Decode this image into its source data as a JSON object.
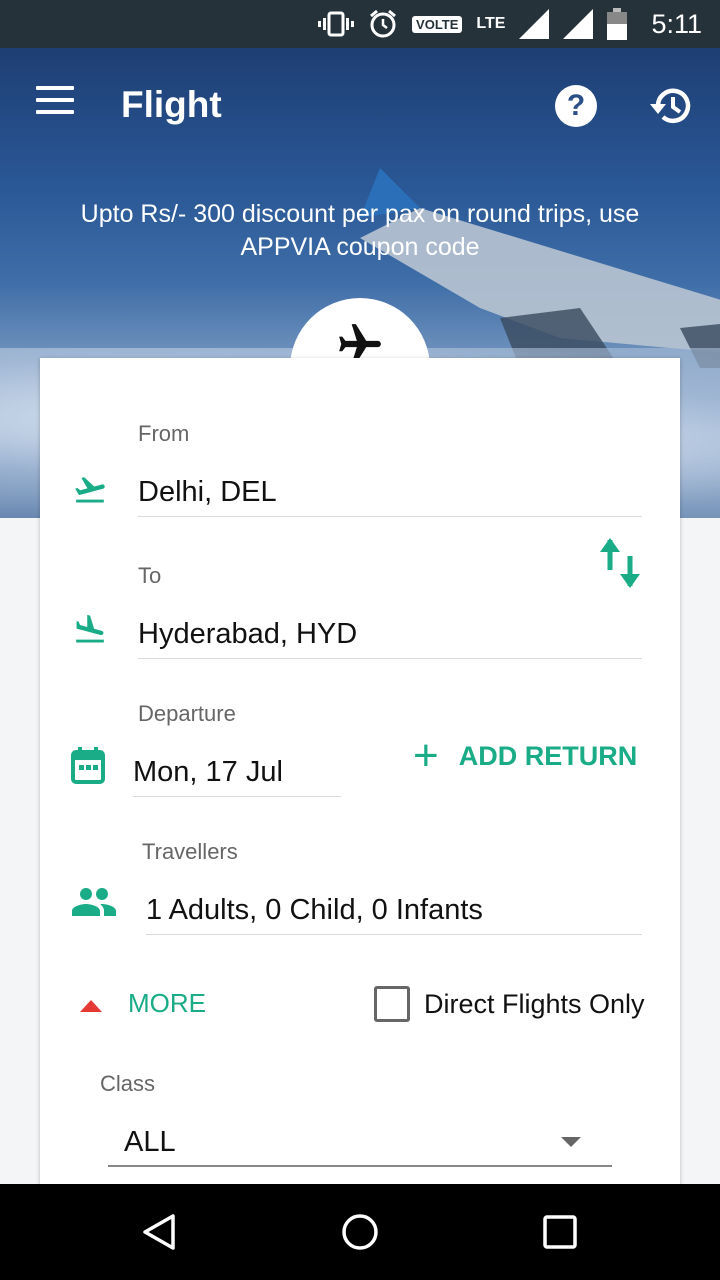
{
  "status_bar": {
    "time": "5:11",
    "volte": "VOLTE",
    "network": "LTE",
    "icons": [
      "vibrate-icon",
      "alarm-icon",
      "signal-icon",
      "signal-icon",
      "battery-icon"
    ]
  },
  "app_bar": {
    "title": "Flight",
    "help_label": "?"
  },
  "promo": {
    "line1": "Upto Rs/- 300 discount per pax on round trips, use",
    "line2": "APPVIA coupon code"
  },
  "form": {
    "from": {
      "label": "From",
      "value": "Delhi, DEL"
    },
    "to": {
      "label": "To",
      "value": "Hyderabad, HYD"
    },
    "departure": {
      "label": "Departure",
      "value": "Mon, 17 Jul"
    },
    "add_return": {
      "plus": "+",
      "label": "ADD RETURN"
    },
    "travellers": {
      "label": "Travellers",
      "value": "1 Adults, 0 Child, 0 Infants"
    },
    "more_label": "MORE",
    "direct_flights_label": "Direct Flights Only",
    "class": {
      "label": "Class",
      "value": "ALL"
    }
  },
  "colors": {
    "accent": "#1aab87",
    "more_arrow": "#e53935",
    "status_bar": "#26323a"
  }
}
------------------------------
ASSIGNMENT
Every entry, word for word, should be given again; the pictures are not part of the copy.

OUTPUT BELOW
Decode this image into its source data as a JSON object.
{
  "status_bar": {
    "time": "5:11",
    "volte": "VOLTE",
    "network": "LTE",
    "icons": [
      "vibrate-icon",
      "alarm-icon",
      "signal-icon",
      "signal-icon",
      "battery-icon"
    ]
  },
  "app_bar": {
    "title": "Flight",
    "help_label": "?"
  },
  "promo": {
    "line1": "Upto Rs/- 300 discount per pax on round trips, use",
    "line2": "APPVIA coupon code"
  },
  "form": {
    "from": {
      "label": "From",
      "value": "Delhi, DEL"
    },
    "to": {
      "label": "To",
      "value": "Hyderabad, HYD"
    },
    "departure": {
      "label": "Departure",
      "value": "Mon, 17 Jul"
    },
    "add_return": {
      "plus": "+",
      "label": "ADD RETURN"
    },
    "travellers": {
      "label": "Travellers",
      "value": "1 Adults, 0 Child, 0 Infants"
    },
    "more_label": "MORE",
    "direct_flights_label": "Direct Flights Only",
    "class": {
      "label": "Class",
      "value": "ALL"
    }
  },
  "colors": {
    "accent": "#1aab87",
    "more_arrow": "#e53935",
    "status_bar": "#26323a"
  }
}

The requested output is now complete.